In February, $18.4 million dollars was added to debt accruing interest, a 0.1 per cent rise from the month before in original terms.
By comparison, the average credit card interest rate is currently 17.3 per cent, according to the RBA.
Analysis by RateCity.com.au shows if the average credit card rate was 10 per cent instead, Australia’s interest bill for the month of February would have been $122 million less.
Over the last year the interest bill would have been slashed by $1.53 billion dollars.
Australia’s credit card debt: Impact of lower interest rates
|Total interest bill – monthly||Total interest bill – annual|
|RBA average rate (around 17%)||
|If credit card rates were 10%||
Note: Calculations based on the average RBA credit card rates from March 2020 to Feb 2021, and the debt accruing interest each month.
Credit card debt up in February – but down year-on-year
While debt accruing interest rose month-on-month, compared to February last year, the country’s overall credit bill dropped by $7.17 billion.
There are also 1.05 million fewer credit card accounts compared to a year ago - an 8 per cent drop.
Credit card statistics: monthly and year-on-year changes
Jan vs Feb 2021
Feb 2020 vs Feb 2021
|No. of credit card accounts||
Lowest since June 2007
|Balances accruing interest||
|Value of transactions||
Source: RBA, released 7 April 2021, original data, excludes commercial cards.
RateCity.com.au research director, Sally Tindall, said: “It’s appalling to see some credit card companies still charging customers over 20 per cent interest, when the cash rate is 0.10 per cent.
“If you’re paying a double-digit interest rate on your credit card every month you’re being fleeced,” she said.
“If some credit card companies continue to hoodwink customers into paying exorbitant rates, perhaps more regulation is needed to better protect people.
“Credit card debt is riskier debt, so it’s appropriate for banks to charge higher interest rates than they would for a home loan.
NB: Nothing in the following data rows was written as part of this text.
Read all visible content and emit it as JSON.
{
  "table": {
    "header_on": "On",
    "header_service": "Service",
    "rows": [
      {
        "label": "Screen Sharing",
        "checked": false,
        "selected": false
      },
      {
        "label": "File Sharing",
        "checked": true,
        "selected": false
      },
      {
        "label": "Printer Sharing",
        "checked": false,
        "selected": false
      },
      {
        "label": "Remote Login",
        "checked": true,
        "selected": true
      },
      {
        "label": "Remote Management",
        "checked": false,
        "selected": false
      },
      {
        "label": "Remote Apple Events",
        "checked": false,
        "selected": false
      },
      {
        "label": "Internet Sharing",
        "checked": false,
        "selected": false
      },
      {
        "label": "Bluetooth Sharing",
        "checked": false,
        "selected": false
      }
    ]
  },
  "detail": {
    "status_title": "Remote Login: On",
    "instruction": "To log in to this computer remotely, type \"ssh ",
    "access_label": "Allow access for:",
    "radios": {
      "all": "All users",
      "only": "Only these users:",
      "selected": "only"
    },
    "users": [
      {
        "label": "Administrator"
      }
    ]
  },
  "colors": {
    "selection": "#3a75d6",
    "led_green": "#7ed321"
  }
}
However, in this current market it’s impossible to justify rates over 20 per cent.
“While some credit cards rates are still stubbornly high, it’s encouraging to see the list cards with rates under 10 per cent growing,” she said.
Analysis of the RateCity.com.au database shows there are 19 providers offering credit cards with rates under 10 per cent, the highest on our records.
“Even the big players like CBA, Westpac and American Express have low rate, fee options on the table.
“While the number of credit card accounts continues to tumble, the slight rise in debt accruing interest is a troubling sign that some Australians are slipping back into bad habits,” she said.
Credit Cards on RateCity.com.au with interest rates under 10%
|Provider||Card name||Interest Rate||Annual Fee|
|G&C Mutual Bank||Low Rate Visa Credit Card||7.49%||$50|
|Auswide Bank||Low Rate Visa Card||8.05%||$50|
|American Express||Low Rate Credit Card||8.99%||$0|
|Community First Credit Union||Low Rate Credit Card||8.99%||$40|
|Community First Credit Union||Low Rate Pink Visa Card||8.99%||$40|
|Easy Street Financial Services||Easy Low Rate Visa Credit Card||8.99%||$40|
|MOVE Bank||Low Rate Credit Card||8.99%||$59|
|Community First Credit Union||Low Rate Blue Visa Card||8.99%||$40|
|Defence Bank||Foundation Visa Card||8.99%||$45|
|Bank Australia||Low Rate Visa Credit Card||9.39%||$59|
|Bank First||Visa Platinum Credit Card||9.59%||$99|
|Australian Unity||Low Rate Visa Credit Card||9.90%||$59|
|Greater Bank||Visa Credit Card||9.95%||$49|
|Bank of us||Visa Credit Card||9.99%||$39|
|First Option Bank Ltd||Low Rate Visa Credit Card||9.99%||$48|
NAB StraightUp: Monthly fee of $10-$20 charged if you use your card and there is a balance owing
|CBA Neo: Monthly fee of $12-$22 charged if you use your card and there is a balance owing|